Diamond Jubilee: Armed forces in parade and flypast
Thousands of members of the Royal Navy, Army and Royal Air Force have taken part in a parade and flypast to mark the Queen's Diamond Jubilee.
The event was designed to reflect the close relationship between the Queen and the armed forces.
More than 2,500 servicemen and women marched past the Queen in Windsor Castle before mustering in an arena.
A flypast of 78 current and historic aircraft, including helicopters and the Red Arrows closed the event.
A tribute by the armed forces to the monarch during a Jubilee year is an established tradition, with similar events held for Queen Victoria and King George V in which the Royal Navy took centre stage as the largest service.
Apart from the gimlet eye of the Garrison Sergeant Major, the sharpest and certainly the most experienced set of eyes will certainly have been those of the Commander in Chief herself.
The Queen takes a keen interest in her armed forces. She has had an association with them since she was appointed honorary Colonel of the Grenadier Guards as a 16 year old princess at the height of World War Two.
Her father, husband, two of her sons and two of her grandsons all served (or are serving) in the military. And she had her own, albeit limited, military experience as a Second Subaltern in the Auxiliary Territorial service during the war.
So the sights and sounds of nearly three thousand servicemen and women accompanied by six military bands will have been extremely familiar to her.
But it is safe to say that this particular Jubilee celebration will have been one she will have enjoyed. That much was apparent, at Windsor Castle and later in a special arena in Windsor Home Park, where her troops - all of whom will have been born long after she came to the throne - paid their tribute to the 60 year service of the person to whom they owe their ultimate allegiance.
The Queen reviewed each service at separate locations for her Silver Jubilee in 1977 and attended a tri-service event at Whale Island in Portsmouth for her Golden Jubilee in 2002.

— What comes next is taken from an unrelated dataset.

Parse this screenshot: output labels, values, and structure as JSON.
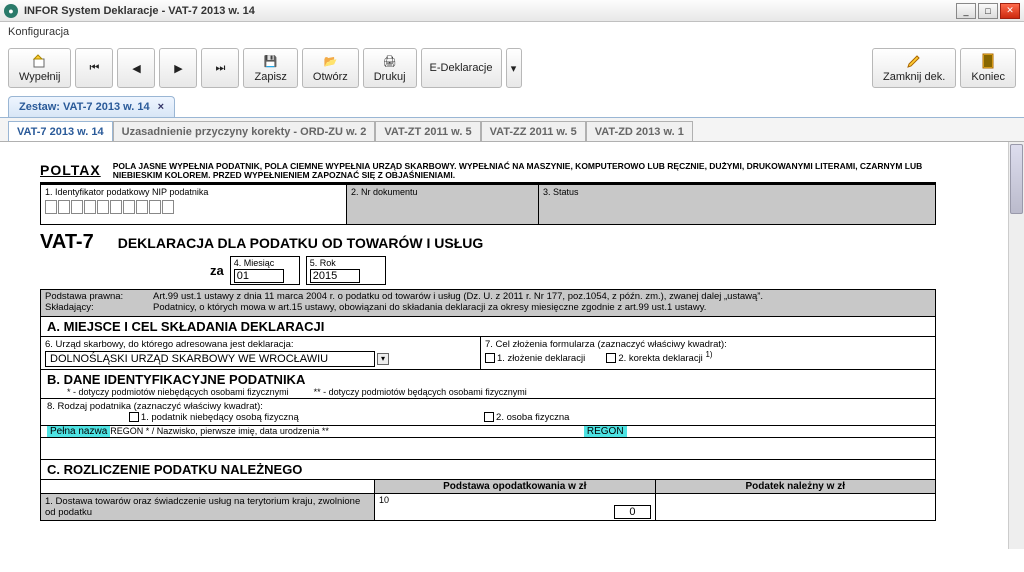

The parade and muster in Windsor was the first time all three services have visited the Queen for a dedicated event.
The event started at 11:00 BST with a flypast of nine RAF Typhoons over Windsor Castle.
Members of the Navy were the first of more than 2,500 personnel to parade through the castle Quadrangle.
They then headed down through the town, where one estimate put the crowd at 20,000, before entering Home Park and mustering in a specially-built arena.
The parade past the Queen was just over half a mile long and lasted about 15 minutes.
The space inside the castle's walls was chosen for the marchpast as it provided an intimate setting, bringing the troops within two to three metres of the Queen.
The Queen and the Duke of Edinburgh arrived by car at the muster - after driving through Windsor streets lined with well-wishers - where an audience of 3,800, including royals, veterans and family members were gathered.
A drumhead service (where a makeshift altar is formed by three tiers of drums) then took place, followed by a speech by the Chief of the Defence Staff, General Sir David Richards.
Addressing the monarch, the general said: "Your commitment to our nation is an example to us all.
"For six decades your devotion to duty, sense of honour and pride in our country have set the standards to which your armed forces constantly aspire."
Sir David also hinted that Prince Harry could return to combat duties in the near future, following his previous stint in Afghanistan with the Army between December 2007 and February 2008.
He said: "Prince Harry's operational tour in Afghanistan in the Army was a huge credit to him and his success in flying training means it is likely he will serve operationally again."
Following this, the Queen gave a brief speech in which she said: "It is a tradition of very long standing that members of our Royal Family are intimately associated with the armed forces and have been proud to serve in all three services."
New pieces of music written especially for the event were then performed, alongside old favourites such as Rule Britannia and Land of Hope and Glory.
A tri-service flypast of 78 aircraft including helicopters, the Lancaster and Spitfires of the Battle of Britain Memorial Flight, Hercules, VC10 and Tornado aircraft, Hawks and Tucanos and Red Arrows closed the event.
Air Vice-Marshal Murray, who organised the event, said he had been keen to give the Queen a day she would enjoy.
He added: "There are so many good activities going on as part of the Jubilee celebrations and this is something that only we, the military, can do."